I already mentioned the two different reviews on her book, and how each one is perceived quite differently by me. Now along comes a third review of the same book, published in the Washington Post, but this time written by a "... an old-line physics prof...", which makes certain passages in the review even more puzzling. Try this one:
With one exception: the world inside the atom. I would suggest that this strange world is one place the brain is simply not wired to understand. Oh sure, we can write equations and predict the results of experiments to umpty-ump decimal places, but there remains something essentially unknowable about the inside of the atom. It is the challenge of taking on this world and, if not explaining it, at least explaining why it is unexplainable that Louisa Gilder tackles in The Age of Entanglement.
Some background: Inside the atom everything, including matter and energy, comes in little bundles called "quanta." (The name derives from the Latin for "bundle" or "heap.") The old word for the science of motion is "mechanics," so the science that applies inside the atom, the study of the motion of things that come in bundles, is called "quantum mechanics." The basics of the science were developed in the early 20th century, and a major shift in the field took place with the discovery of what is now called "entanglement," in the 1960s and '70s. Gilder, therefore, splits her narrative into two parts, one dealing with early developments, the other with entanglement and its ramifications.
I'm not sure if the reviewer is using the example of "inside the atom" because this is what Gilder is using, but this is rather misleading at best.
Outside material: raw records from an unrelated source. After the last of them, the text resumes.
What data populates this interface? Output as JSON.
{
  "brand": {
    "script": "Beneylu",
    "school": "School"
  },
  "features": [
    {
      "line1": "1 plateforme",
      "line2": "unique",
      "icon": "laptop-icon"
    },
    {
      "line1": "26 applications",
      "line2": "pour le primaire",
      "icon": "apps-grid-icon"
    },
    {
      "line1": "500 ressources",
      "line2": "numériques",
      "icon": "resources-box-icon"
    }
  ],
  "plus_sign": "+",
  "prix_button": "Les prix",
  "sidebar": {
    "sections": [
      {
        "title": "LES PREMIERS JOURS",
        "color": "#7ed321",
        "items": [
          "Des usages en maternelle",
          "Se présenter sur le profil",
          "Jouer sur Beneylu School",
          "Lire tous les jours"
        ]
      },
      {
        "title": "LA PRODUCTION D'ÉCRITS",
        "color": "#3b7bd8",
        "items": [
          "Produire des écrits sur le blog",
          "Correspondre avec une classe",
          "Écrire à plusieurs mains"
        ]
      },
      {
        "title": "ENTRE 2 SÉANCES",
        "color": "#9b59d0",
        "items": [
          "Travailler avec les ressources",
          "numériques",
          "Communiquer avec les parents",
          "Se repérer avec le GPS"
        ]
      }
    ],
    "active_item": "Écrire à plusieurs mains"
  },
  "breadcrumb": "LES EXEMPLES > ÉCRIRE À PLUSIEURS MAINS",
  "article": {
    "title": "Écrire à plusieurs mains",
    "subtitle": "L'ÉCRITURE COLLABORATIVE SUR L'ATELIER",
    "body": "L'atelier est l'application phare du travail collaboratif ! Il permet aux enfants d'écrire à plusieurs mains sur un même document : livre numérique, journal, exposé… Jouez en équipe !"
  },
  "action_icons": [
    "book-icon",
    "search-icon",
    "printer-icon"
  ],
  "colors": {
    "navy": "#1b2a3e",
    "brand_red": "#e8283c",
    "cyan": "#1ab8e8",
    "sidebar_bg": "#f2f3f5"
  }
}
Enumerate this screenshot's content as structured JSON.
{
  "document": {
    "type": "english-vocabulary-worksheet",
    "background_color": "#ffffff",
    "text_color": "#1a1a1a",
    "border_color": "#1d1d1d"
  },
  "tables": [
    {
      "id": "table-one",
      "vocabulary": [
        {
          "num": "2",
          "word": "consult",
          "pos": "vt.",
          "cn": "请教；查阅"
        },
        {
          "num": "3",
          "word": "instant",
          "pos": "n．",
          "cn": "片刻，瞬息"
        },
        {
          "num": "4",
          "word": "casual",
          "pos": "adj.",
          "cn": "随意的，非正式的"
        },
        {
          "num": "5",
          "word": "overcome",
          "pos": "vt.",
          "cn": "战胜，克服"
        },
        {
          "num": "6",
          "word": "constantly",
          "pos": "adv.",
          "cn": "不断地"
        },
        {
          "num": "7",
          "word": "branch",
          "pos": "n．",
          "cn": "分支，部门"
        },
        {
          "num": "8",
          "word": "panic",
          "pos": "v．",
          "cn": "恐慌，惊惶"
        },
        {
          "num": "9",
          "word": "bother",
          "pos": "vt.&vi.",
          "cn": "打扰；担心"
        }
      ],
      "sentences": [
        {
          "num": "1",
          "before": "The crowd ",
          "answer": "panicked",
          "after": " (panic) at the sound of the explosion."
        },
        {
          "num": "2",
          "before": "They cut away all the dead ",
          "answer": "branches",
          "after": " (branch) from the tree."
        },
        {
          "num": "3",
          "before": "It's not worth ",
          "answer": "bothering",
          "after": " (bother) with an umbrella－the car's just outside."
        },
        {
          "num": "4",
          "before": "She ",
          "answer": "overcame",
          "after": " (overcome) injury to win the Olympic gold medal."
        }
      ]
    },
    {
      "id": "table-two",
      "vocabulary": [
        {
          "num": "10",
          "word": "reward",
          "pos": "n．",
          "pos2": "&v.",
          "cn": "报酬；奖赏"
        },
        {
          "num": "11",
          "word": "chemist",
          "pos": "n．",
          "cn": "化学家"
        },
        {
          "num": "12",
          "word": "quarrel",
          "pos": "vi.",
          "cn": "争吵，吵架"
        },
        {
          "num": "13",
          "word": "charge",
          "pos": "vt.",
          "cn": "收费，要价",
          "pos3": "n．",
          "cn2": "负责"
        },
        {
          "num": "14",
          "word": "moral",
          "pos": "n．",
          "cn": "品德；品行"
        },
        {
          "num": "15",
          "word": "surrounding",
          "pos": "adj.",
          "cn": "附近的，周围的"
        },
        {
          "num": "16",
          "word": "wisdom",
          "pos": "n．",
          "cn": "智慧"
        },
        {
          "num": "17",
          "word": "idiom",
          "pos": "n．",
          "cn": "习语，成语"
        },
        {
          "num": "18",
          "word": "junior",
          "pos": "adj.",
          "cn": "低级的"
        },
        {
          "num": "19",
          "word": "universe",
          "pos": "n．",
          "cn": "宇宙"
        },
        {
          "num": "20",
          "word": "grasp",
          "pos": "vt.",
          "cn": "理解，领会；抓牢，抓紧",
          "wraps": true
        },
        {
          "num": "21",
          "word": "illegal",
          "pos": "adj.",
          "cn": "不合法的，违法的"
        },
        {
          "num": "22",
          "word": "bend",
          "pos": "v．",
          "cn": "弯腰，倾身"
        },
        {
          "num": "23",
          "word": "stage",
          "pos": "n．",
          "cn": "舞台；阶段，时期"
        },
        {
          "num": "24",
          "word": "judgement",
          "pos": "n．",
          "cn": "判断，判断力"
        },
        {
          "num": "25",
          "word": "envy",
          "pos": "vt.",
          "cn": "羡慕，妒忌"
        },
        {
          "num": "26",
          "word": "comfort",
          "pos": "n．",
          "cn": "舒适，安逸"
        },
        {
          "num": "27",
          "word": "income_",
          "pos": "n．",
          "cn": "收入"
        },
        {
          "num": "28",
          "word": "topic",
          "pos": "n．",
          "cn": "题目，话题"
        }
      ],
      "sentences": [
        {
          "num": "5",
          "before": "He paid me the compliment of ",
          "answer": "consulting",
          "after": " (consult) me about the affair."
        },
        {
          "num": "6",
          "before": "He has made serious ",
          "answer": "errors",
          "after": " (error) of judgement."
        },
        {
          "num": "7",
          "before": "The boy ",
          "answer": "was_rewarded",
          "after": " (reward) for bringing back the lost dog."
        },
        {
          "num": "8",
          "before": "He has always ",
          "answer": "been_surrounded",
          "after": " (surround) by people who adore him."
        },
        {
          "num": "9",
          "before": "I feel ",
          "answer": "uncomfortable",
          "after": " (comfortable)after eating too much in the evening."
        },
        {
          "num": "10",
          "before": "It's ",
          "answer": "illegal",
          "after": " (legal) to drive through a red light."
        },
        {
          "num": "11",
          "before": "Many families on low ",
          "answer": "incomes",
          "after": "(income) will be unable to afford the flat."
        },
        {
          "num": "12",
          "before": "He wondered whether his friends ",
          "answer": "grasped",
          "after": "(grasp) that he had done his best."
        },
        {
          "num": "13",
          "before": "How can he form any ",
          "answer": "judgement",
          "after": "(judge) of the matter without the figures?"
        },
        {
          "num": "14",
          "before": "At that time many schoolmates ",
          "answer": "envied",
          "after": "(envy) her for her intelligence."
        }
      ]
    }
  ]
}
QM isn't about everything "inside the atom". A free electron can also be governed by QM (see the double-slit expt using free electrons, or any low-energy electron diffraction (LEED), etc... etc.). Furthermore, technically, a conduction electron is not "inside the atom", but rather isn't localize to any particular atom or location. Yet, QM is certainly applicable and more accurate here.
One can, of course, see an inconsistent with the description because the book is also describing quantum entanglement, which typically is demonstrated using light OUTSIDE of an atom. So that passage quote above not only gives a misleading impression that QM is only inside an atom, but anyone paying attention would also be confused by it.